INFORMATION SUPPLIED Start Marker

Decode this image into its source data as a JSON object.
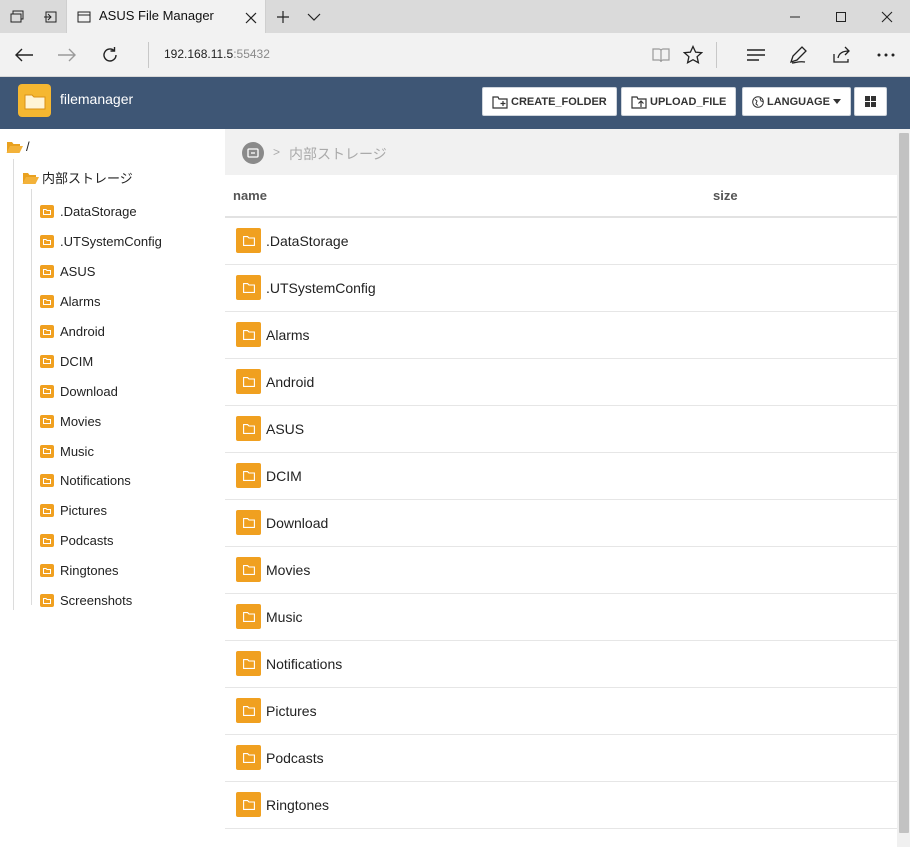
{
  "browser": {
    "tab_title": "ASUS File Manager",
    "address_host": "192.168.11.5",
    "address_port": ":55432"
  },
  "header": {
    "app_title": "filemanager",
    "buttons": {
      "create_folder": "CREATE_FOLDER",
      "upload_file": "UPLOAD_FILE",
      "language": "LANGUAGE"
    }
  },
  "sidebar": {
    "root": "/",
    "storage": "内部ストレージ",
    "items": [
      {
        "label": ".DataStorage"
      },
      {
        "label": ".UTSystemConfig"
      },
      {
        "label": "ASUS"
      },
      {
        "label": "Alarms"
      },
      {
        "label": "Android"
      },
      {
        "label": "DCIM"
      },
      {
        "label": "Download"
      },
      {
        "label": "Movies"
      },
      {
        "label": "Music"
      },
      {
        "label": "Notifications"
      },
      {
        "label": "Pictures"
      },
      {
        "label": "Podcasts"
      },
      {
        "label": "Ringtones"
      },
      {
        "label": "Screenshots"
      }
    ]
  },
  "main": {
    "breadcrumb_sep": ">",
    "breadcrumb_current": "内部ストレージ",
    "columns": {
      "name": "name",
      "size": "size"
    },
    "rows": [
      {
        "name": ".DataStorage"
      },
      {
        "name": ".UTSystemConfig"
      },
      {
        "name": "Alarms"
      },
      {
        "name": "Android"
      },
      {
        "name": "ASUS"
      },
      {
        "name": "DCIM"
      },
      {
        "name": "Download"
      },
      {
        "name": "Movies"
      },
      {
        "name": "Music"
      },
      {
        "name": "Notifications"
      },
      {
        "name": "Pictures"
      },
      {
        "name": "Podcasts"
      },
      {
        "name": "Ringtones"
      }
    ]
  },
  "colors": {
    "header_bg": "#3e5675",
    "folder": "#f0a020",
    "logo": "#f5b731"
  }
}
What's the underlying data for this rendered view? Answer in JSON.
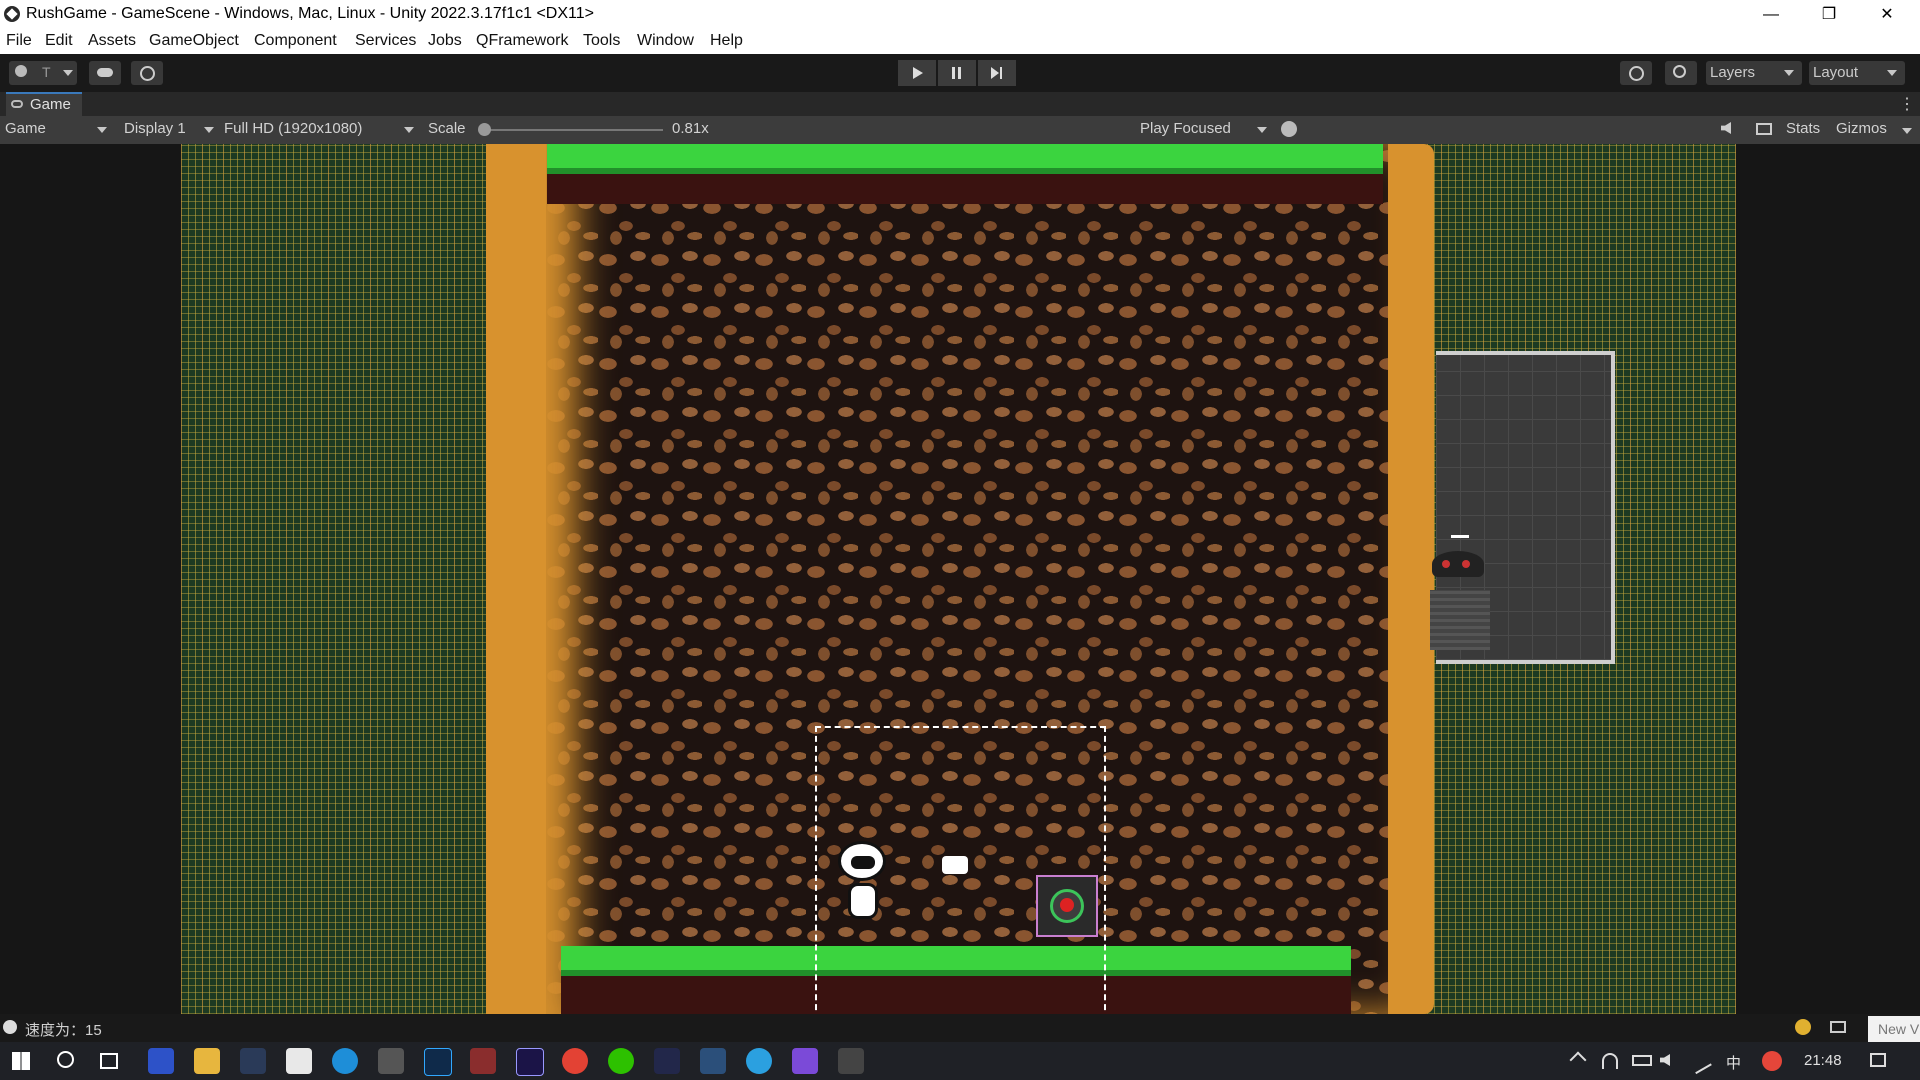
{
  "window": {
    "title": "RushGame - GameScene - Windows, Mac, Linux - Unity 2022.3.17f1c1 <DX11>",
    "minimize_glyph": "—",
    "maximize_glyph": "❐",
    "close_glyph": "✕"
  },
  "menu": {
    "items": [
      "File",
      "Edit",
      "Assets",
      "GameObject",
      "Component",
      "Services",
      "Jobs",
      "QFramework",
      "Tools",
      "Window",
      "Help"
    ]
  },
  "toolbar": {
    "account_glyph": "T",
    "layers_label": "Layers",
    "layout_label": "Layout"
  },
  "panel": {
    "tab_label": "Game"
  },
  "game_toolbar": {
    "mode": "Game",
    "display": "Display 1",
    "resolution": "Full HD (1920x1080)",
    "scale_label": "Scale",
    "scale_value": "0.81x",
    "play_mode": "Play Focused",
    "stats_label": "Stats",
    "gizmos_label": "Gizmos"
  },
  "status": {
    "message": "速度为：15",
    "corner_tooltip": "New V"
  },
  "taskbar": {
    "ime": "中",
    "time": "21:48"
  },
  "colors": {
    "sand": "#d8922e",
    "grass": "#3bd43f",
    "editor_bg": "#191919"
  }
}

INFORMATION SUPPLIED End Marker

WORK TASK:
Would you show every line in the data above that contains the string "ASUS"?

ANSWER BOX:
    "tab_title": "ASUS File Manager",
        "label": "ASUS"
        "name": "ASUS"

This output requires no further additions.